Laurie Cabot is probably the most high-profile witch in America, and this is how she and her coven celebrate the pagan holiday Samhain, the precursor to the Christian Halloween. You don’t have to serve it in a pumpkin, but why not treat yourself to some unseasonal festivity.
London-based Malaysian chef Mandy Yin’s signature laksa usually takes hours of labor to get right. Luckily, she shared her abbreviated version with us, using some time savers like pre-made stock and packaged egg noodles.
Caldo gallego is a traditional Galician summer soup, with a thin pork broth, sausage, greens and white beans. Philly chef Jose Garces Brooklynized it using some produce from the MUNCHIES rooftop garden.
This herby, tangy Iranian stew will make your kitchen smell incredible while it simmers. Take some time to steam some rice to serve it with.
Technically, you’re supposed to eat luck and money soup on New Year’s Day to reap the benefits, but if you make it this weekend, you might get some of the lingering effects. You could just use plain butter, but slow-roasting garlic to make your own garlic butter is absolutely worth it for this dish.
If you don’t keep kosher, you can use bouillon instead of Osem chicken soup seasoning in this classic Jewish comfort dish.
Chanko-nabe is a traditional Japanese soup, this one with bok choy and pork meatballs, that is a staple of the sumo wrestler’s diet. If it’s good enough for a sumo wrestler, it’s good enough to get you through shoveling off your front stoop.

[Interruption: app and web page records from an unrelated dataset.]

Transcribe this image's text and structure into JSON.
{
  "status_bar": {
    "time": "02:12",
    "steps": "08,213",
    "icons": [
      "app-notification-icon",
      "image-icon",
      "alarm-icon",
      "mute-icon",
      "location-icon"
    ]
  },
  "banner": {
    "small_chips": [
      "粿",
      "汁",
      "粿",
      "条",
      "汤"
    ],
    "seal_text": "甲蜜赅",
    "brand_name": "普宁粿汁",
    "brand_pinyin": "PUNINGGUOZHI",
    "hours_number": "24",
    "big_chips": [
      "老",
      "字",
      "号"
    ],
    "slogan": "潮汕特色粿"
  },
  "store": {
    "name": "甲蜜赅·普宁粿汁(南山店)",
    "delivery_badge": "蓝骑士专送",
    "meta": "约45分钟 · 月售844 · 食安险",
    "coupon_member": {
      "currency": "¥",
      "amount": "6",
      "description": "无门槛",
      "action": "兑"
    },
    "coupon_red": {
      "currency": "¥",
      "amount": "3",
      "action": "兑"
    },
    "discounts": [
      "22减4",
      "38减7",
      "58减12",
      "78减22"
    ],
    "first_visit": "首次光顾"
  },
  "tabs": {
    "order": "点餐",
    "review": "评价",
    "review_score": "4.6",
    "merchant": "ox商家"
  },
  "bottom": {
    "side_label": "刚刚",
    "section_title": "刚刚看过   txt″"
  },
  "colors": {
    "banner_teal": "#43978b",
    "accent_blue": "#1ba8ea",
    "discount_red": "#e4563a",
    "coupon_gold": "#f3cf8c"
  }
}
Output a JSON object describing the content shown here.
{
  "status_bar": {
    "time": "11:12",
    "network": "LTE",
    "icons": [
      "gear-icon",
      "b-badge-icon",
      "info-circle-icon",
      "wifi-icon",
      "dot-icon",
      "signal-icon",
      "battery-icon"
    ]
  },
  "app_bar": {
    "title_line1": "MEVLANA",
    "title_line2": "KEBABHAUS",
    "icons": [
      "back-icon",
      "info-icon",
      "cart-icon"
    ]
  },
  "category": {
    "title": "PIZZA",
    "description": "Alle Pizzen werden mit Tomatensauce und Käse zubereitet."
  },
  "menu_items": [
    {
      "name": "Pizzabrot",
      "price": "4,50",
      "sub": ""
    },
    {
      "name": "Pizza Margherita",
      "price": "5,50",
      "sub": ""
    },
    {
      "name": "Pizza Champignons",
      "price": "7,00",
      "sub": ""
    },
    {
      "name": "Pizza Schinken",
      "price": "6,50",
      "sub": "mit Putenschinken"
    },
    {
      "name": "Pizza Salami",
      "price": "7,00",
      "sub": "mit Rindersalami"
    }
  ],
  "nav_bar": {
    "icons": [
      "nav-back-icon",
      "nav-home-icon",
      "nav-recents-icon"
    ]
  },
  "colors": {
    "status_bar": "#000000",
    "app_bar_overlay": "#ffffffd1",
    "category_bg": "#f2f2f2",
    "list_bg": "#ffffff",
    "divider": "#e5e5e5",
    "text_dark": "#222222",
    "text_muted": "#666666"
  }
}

The seeds of the egusi melon are used for a lot of culinary purposes in West African cooking, but especially for egusi stew. This comes together in just 40 minutes. And bonus—it’s vegan.
If you have access to a West Indian or West African market, you should be able to find groundnuts. But if not, a smooth peanut butter and pumpkin seed oil are a fine substitute.
Making your own curry paste for this spicy, sweet dumpling soup is totally worth it, because it can be repurposed later for curries or to marinate meat, and it keeps for a few weeks in the fridge.
Chef Marcus Samuelsson served this earthy, smoky take on traditional ramen with fried chicken, but we think it’d make a good snow day meal all on its own.
The cheesy toast sealing the top of French onion soup is what draws you in, but what keeps you around is the umami-packed beef broth hidden underneath.
Follow along with our intrepid culinary director, Farideh Sadeghin, as she makes this delicious Italian wedding soup in this how-to video.
This hearty, flavorful soup comes together in just 40 minutes, so you’ll be curled up on the couch ready for Netflix with a big bowl of Frito Pie flavors in no time.
With so many aromatics in this broth—chilies, lemongrass, and ginger—this soup is the perfect restorative to a dull, gray winter day.
It’s really not a proper tomato soup eating experience if you don’t have a grilled-cheese-type-thing to dip in it, so we made sure to include instructions on how to make the perfect cheesy toast, too.
Chicken noodle soup is great for when you have a cold, sure, but subbing in some baby spinach for extra nutritional benefit can’t hurt.
Like a loaded baked potato, but in soup form for extra cozy vibes.
This minestrone is hearty and filling and will warm you from the inside out, but with the pesto drizzled on top? The whole pot will disappear in minutes.
Enjoy a nice bowl of this, from our friend Cara Nicoletti; then call your mother, she worries.